I bought a new computer a year ago..
It's a great machine, games run perfectly smoothly, even a new ones..
The system response is perfect..
The system is stable..
When I rip a video, unrar a huge files, run a test Java program for searching a prime numbers etc.., the CPU runs near to 20, 30%, hard-disk is nearly unused, there is enough of RAM..
Where is the bottleneck for program, which divides a numbers in the 'infinite' cycle?
I don't want to wait two hours for converting a video to lower format, when the video is long hour and a half..
I can play a Fallout 3 or Metro 2033 over it smoothly and this is driving me mad! ) Why is this? Why I can play a games over it perfectly meanwhile I have to wait for it..
Is it a Windows 7 64bit "issue"? Or is it a some kind of system 'load balancing' feature?
Is it a problem of specific application? BUT when i program something, i never handle this "hardware" level.. so how can it be "written badly"?
Just for sure - when I run a CPU benchmark, it takes 100% load, so there is a bottleneck in my situation and it's not a CPU..
My expectation is just simple. I bought an expensive hardware so i want to search a prime numbers by dividing quicker )
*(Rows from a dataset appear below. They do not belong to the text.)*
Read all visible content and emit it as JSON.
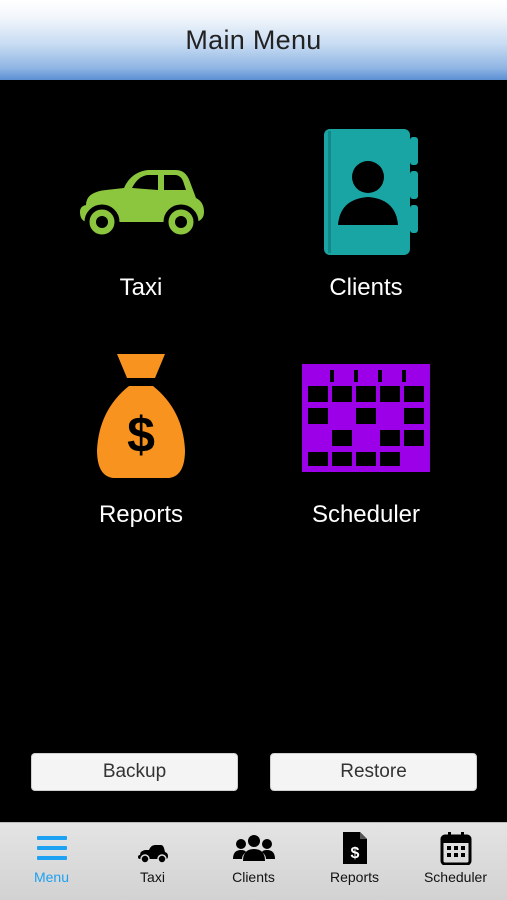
{
  "header": {
    "title": "Main Menu"
  },
  "tiles": [
    {
      "label": "Taxi",
      "icon": "taxi-car-icon",
      "color": "#8cc63f"
    },
    {
      "label": "Clients",
      "icon": "address-book-icon",
      "color": "#1aa5a5"
    },
    {
      "label": "Reports",
      "icon": "money-bag-icon",
      "color": "#f7931e"
    },
    {
      "label": "Scheduler",
      "icon": "calendar-grid-icon",
      "color": "#9b00e8"
    }
  ],
  "actions": {
    "backup_label": "Backup",
    "restore_label": "Restore"
  },
  "tabbar": {
    "tabs": [
      {
        "label": "Menu",
        "icon": "hamburger-menu-icon",
        "active": true
      },
      {
        "label": "Taxi",
        "icon": "car-icon",
        "active": false
      },
      {
        "label": "Clients",
        "icon": "people-icon",
        "active": false
      },
      {
        "label": "Reports",
        "icon": "report-document-icon",
        "active": false
      },
      {
        "label": "Scheduler",
        "icon": "calendar-icon",
        "active": false
      }
    ],
    "active_color": "#1da1f2"
  }
}
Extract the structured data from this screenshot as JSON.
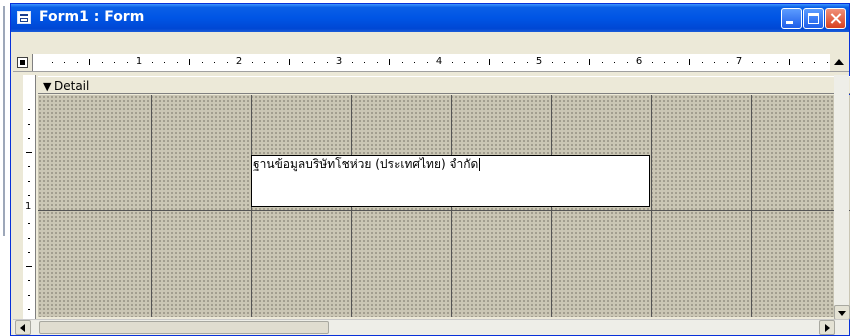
{
  "window": {
    "title": "Form1 : Form",
    "title_color": "#ffffff",
    "titlebar_color": "#0055e5",
    "system_icon": "form-icon",
    "caption_buttons": [
      "minimize-icon",
      "maximize-icon",
      "close-icon"
    ]
  },
  "ruler": {
    "horizontal_marks": [
      "1",
      "2",
      "3",
      "4",
      "5",
      "6",
      "7"
    ],
    "vertical_marks": [
      "1"
    ]
  },
  "section": {
    "label": "Detail",
    "icon": "section-arrow-icon"
  },
  "design_grid": {
    "grid_color": "#cac6b4",
    "dot_color": "#6d6a5f"
  },
  "label_control": {
    "text": "ฐานข้อมูลบริษัทโชห่วย (ประเทศไทย) จำกัด"
  }
}
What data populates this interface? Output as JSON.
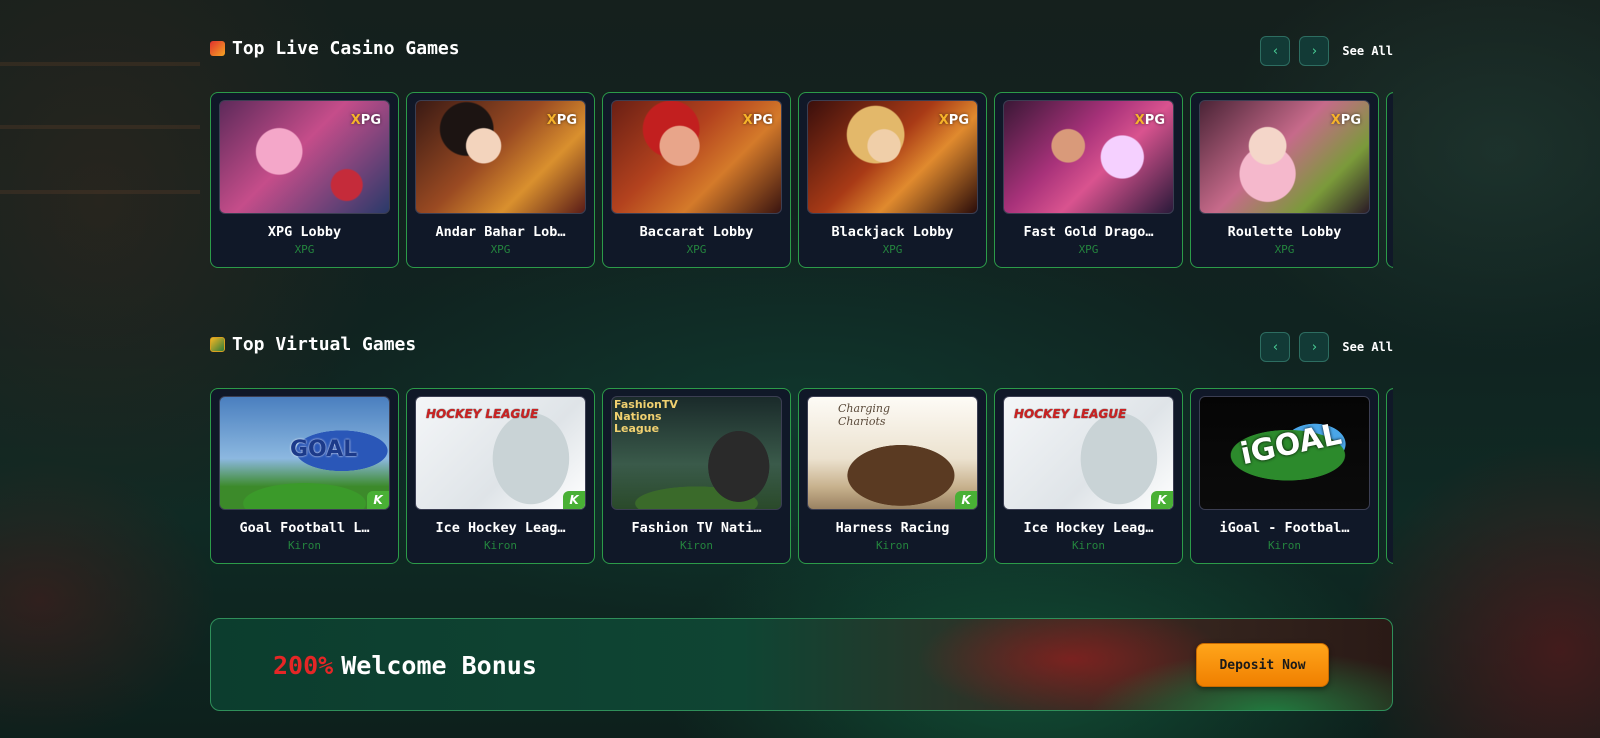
{
  "live_section": {
    "title": "Top Live Casino Games",
    "see_all": "See All",
    "prev_icon": "‹",
    "next_icon": "›",
    "games": [
      {
        "name": "XPG Lobby",
        "provider": "XPG"
      },
      {
        "name": "Andar Bahar Lob…",
        "provider": "XPG"
      },
      {
        "name": "Baccarat Lobby",
        "provider": "XPG"
      },
      {
        "name": "Blackjack Lobby",
        "provider": "XPG"
      },
      {
        "name": "Fast Gold Drago…",
        "provider": "XPG"
      },
      {
        "name": "Roulette Lobby",
        "provider": "XPG"
      }
    ]
  },
  "virtual_section": {
    "title": "Top Virtual Games",
    "see_all": "See All",
    "prev_icon": "‹",
    "next_icon": "›",
    "games": [
      {
        "name": "Goal Football L…",
        "provider": "Kiron"
      },
      {
        "name": "Ice Hockey Leag…",
        "provider": "Kiron"
      },
      {
        "name": "Fashion TV Nati…",
        "provider": "Kiron"
      },
      {
        "name": "Harness Racing",
        "provider": "Kiron"
      },
      {
        "name": "Ice Hockey Leag…",
        "provider": "Kiron"
      },
      {
        "name": "iGoal - Footbal…",
        "provider": "Kiron"
      }
    ]
  },
  "thumb_text": {
    "xpg_brand": "PG",
    "xpg_x": "X",
    "kiron_badge": "K",
    "goal": "GOAL",
    "hockey": "HOCKEY LEAGUE",
    "fashion_line1": "FashionTV",
    "fashion_line2": "Nations",
    "fashion_line3": "League",
    "chariots_line1": "Charging",
    "chariots_line2": "Chariots",
    "igoal": "iGOAL"
  },
  "banner": {
    "percent": "200%",
    "text": "Welcome Bonus",
    "button": "Deposit Now"
  },
  "colors": {
    "accent_green": "#2c9b49",
    "provider_green": "#24843e",
    "bonus_red": "#e52626",
    "deposit_orange": "#f59a12"
  }
}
Thanks for any ideas!!
here is my machine:
when you rip a dvd, your dvd drive is working very hard. no matter how expensive your drive is, dvd drives are slow. so you can have the best copmuter in the world, and it wont make much of a difference.
also, why did you buy a $e@g@t3 hard drive? you should have bought a WD
but i wrote that the HDD is not the problem.. HDD is used very slightly.. I can start copying a huge file (or a big amount of a small ones), playing games etc.. .. but converting the video / unpacking rars / java programs ARE NOT slower..
I just don't know what is the bottleneck - cpu is hanging around, hdd is slightly reading, there is enough of RAM, enough of disk space.. .. and i can play a game over it and i don't see ANY visible performance drop in it, while the video is converting or any other high perf. process is running.
Let me give you the simplest example with prime numbers..
I wrote a program in Java.. this program takes number from one to infinite and test every of this number to primality. As the tested number rises up, the test takes more time..
So - if i want to see, which numbers from 1 to 1.000.000.000 are prime numbers, i have to run this program for 20 minutes..
But the CPU usage is around 30% all the time..
Why it's not 90-100%? It could be done in five minutes
And this is the same with converting videos, packing, unpacking.. ...
Your software is obviously not written to use more than the 30% it's already using, so its your software not your hardware. Plus if you used 100% of your CPU you wouldn't have any resources left to run the rest of the system so you'd be practically unresponsive during the operation.
I use a lot of Adobe software and the Media Encoder there doesn't go above 40% on all 4 cores.
Also, the Phenom II isn't fantastic at video encoding which will also add to your encoding time. If you do a lot of encoding then you really should go Intel i5 or i7.